» Entries from a dataset of interfaces:
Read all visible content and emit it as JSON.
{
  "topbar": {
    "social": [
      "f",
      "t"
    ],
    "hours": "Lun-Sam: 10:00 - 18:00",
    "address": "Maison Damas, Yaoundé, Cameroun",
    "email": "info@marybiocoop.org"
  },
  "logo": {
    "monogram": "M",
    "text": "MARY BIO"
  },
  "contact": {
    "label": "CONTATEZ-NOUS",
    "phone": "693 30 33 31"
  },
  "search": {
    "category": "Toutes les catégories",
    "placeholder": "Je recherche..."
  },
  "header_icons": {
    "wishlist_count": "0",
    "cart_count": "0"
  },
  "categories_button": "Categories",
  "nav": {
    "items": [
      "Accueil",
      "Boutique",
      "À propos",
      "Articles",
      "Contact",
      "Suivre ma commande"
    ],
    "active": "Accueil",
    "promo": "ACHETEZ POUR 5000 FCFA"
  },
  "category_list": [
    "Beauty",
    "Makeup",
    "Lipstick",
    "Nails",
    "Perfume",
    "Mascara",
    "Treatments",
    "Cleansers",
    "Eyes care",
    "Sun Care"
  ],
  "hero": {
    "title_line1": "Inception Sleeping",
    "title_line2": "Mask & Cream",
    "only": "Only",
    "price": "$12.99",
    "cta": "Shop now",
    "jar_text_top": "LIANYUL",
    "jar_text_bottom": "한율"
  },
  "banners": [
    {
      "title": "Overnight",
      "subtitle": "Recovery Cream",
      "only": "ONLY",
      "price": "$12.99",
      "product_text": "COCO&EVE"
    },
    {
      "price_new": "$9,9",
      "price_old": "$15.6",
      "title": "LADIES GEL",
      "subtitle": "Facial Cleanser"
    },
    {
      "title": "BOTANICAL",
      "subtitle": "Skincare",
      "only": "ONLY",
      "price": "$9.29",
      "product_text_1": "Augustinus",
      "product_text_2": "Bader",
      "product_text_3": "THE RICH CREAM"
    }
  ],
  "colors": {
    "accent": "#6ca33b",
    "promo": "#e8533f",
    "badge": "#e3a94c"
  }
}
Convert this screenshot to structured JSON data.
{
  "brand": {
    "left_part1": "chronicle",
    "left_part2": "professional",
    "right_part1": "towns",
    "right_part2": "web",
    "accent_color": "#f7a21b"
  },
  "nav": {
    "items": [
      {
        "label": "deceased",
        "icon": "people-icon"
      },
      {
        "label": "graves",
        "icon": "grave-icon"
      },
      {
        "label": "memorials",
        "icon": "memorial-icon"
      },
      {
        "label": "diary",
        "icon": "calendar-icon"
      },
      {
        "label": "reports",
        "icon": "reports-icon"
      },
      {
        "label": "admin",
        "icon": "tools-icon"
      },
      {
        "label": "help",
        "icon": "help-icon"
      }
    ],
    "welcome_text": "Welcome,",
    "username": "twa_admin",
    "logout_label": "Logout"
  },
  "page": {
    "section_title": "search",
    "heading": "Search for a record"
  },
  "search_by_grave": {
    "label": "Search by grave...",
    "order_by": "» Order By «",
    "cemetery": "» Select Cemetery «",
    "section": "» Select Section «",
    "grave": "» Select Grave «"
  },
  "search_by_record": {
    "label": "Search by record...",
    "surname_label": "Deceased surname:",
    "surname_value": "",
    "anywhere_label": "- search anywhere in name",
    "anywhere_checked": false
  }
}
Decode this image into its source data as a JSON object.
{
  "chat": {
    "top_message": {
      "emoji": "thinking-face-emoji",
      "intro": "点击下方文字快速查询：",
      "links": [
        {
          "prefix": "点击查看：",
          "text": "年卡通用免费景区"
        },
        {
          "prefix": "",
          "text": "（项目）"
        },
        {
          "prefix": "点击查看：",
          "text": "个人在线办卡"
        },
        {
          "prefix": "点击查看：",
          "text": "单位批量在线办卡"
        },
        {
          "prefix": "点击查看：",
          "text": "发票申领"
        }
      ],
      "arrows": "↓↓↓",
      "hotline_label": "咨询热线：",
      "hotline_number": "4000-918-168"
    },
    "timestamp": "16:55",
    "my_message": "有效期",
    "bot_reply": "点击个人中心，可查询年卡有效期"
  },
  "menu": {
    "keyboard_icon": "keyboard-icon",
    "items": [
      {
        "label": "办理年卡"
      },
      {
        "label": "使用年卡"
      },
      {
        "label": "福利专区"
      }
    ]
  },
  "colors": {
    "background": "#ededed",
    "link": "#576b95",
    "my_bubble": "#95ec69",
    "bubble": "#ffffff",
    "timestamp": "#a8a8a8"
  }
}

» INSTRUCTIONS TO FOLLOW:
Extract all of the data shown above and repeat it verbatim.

» RESPONSE TO THE EXERCISE:
Read all visible content and emit it as JSON.
{
  "topbar": {
    "social": [
      "f",
      "t"
    ],
    "hours": "Lun-Sam: 10:00 - 18:00",
    "address": "Maison Damas, Yaoundé, Cameroun",
    "email": "info@marybiocoop.org"
  },
  "logo": {
    "monogram": "M",
    "text": "MARY BIO"
  },
  "contact": {
    "label": "CONTATEZ-NOUS",
    "phone": "693 30 33 31"
  },
  "search": {
    "category": "Toutes les catégories",
    "placeholder": "Je recherche..."
  },
  "header_icons": {
    "wishlist_count": "0",
    "cart_count": "0"
  },
  "categories_button": "Categories",
  "nav": {
    "items": [
      "Accueil",
      "Boutique",
      "À propos",
      "Articles",
      "Contact",
      "Suivre ma commande"
    ],
    "active": "Accueil",
    "promo": "ACHETEZ POUR 5000 FCFA"
  },
  "category_list": [
    "Beauty",
    "Makeup",
    "Lipstick",
    "Nails",
    "Perfume",
    "Mascara",
    "Treatments",
    "Cleansers",
    "Eyes care",
    "Sun Care"
  ],
  "hero": {
    "title_line1": "Inception Sleeping",
    "title_line2": "Mask & Cream",
    "only": "Only",
    "price": "$12.99",
    "cta": "Shop now",
    "jar_text_top": "LIANYUL",
    "jar_text_bottom": "한율"
  },
  "banners": [
    {
      "title": "Overnight",
      "subtitle": "Recovery Cream",
      "only": "ONLY",
      "price": "$12.99",
      "product_text": "COCO&EVE"
    },
    {
      "price_new": "$9,9",
      "price_old": "$15.6",
      "title": "LADIES GEL",
      "subtitle": "Facial Cleanser"
    },
    {
      "title": "BOTANICAL",
      "subtitle": "Skincare",
      "only": "ONLY",
      "price": "$9.29",
      "product_text_1": "Augustinus",
      "product_text_2": "Bader",
      "product_text_3": "THE RICH CREAM"
    }
  ],
  "colors": {
    "accent": "#6ca33b",
    "promo": "#e8533f",
    "badge": "#e3a94c"
  }
}
Convert this screenshot to structured JSON data.
{
  "brand": {
    "left_part1": "chronicle",
    "left_part2": "professional",
    "right_part1": "towns",
    "right_part2": "web",
    "accent_color": "#f7a21b"
  },
  "nav": {
    "items": [
      {
        "label": "deceased",
        "icon": "people-icon"
      },
      {
        "label": "graves",
        "icon": "grave-icon"
      },
      {
        "label": "memorials",
        "icon": "memorial-icon"
      },
      {
        "label": "diary",
        "icon": "calendar-icon"
      },
      {
        "label": "reports",
        "icon": "reports-icon"
      },
      {
        "label": "admin",
        "icon": "tools-icon"
      },
      {
        "label": "help",
        "icon": "help-icon"
      }
    ],
    "welcome_text": "Welcome,",
    "username": "twa_admin",
    "logout_label": "Logout"
  },
  "page": {
    "section_title": "search",
    "heading": "Search for a record"
  },
  "search_by_grave": {
    "label": "Search by grave...",
    "order_by": "» Order By «",
    "cemetery": "» Select Cemetery «",
    "section": "» Select Section «",
    "grave": "» Select Grave «"
  },
  "search_by_record": {
    "label": "Search by record...",
    "surname_label": "Deceased surname:",
    "surname_value": "",
    "anywhere_label": "- search anywhere in name",
    "anywhere_checked": false
  }
}
Decode this image into its source data as a JSON object.
{
  "chat": {
    "top_message": {
      "emoji": "thinking-face-emoji",
      "intro": "点击下方文字快速查询：",
      "links": [
        {
          "prefix": "点击查看：",
          "text": "年卡通用免费景区"
        },
        {
          "prefix": "",
          "text": "（项目）"
        },
        {
          "prefix": "点击查看：",
          "text": "个人在线办卡"
        },
        {
          "prefix": "点击查看：",
          "text": "单位批量在线办卡"
        },
        {
          "prefix": "点击查看：",
          "text": "发票申领"
        }
      ],
      "arrows": "↓↓↓",
      "hotline_label": "咨询热线：",
      "hotline_number": "4000-918-168"
    },
    "timestamp": "16:55",
    "my_message": "有效期",
    "bot_reply": "点击个人中心，可查询年卡有效期"
  },
  "menu": {
    "keyboard_icon": "keyboard-icon",
    "items": [
      {
        "label": "办理年卡"
      },
      {
        "label": "使用年卡"
      },
      {
        "label": "福利专区"
      }
    ]
  },
  "colors": {
    "background": "#ededed",
    "link": "#576b95",
    "my_bubble": "#95ec69",
    "bubble": "#ffffff",
    "timestamp": "#a8a8a8"
  }
}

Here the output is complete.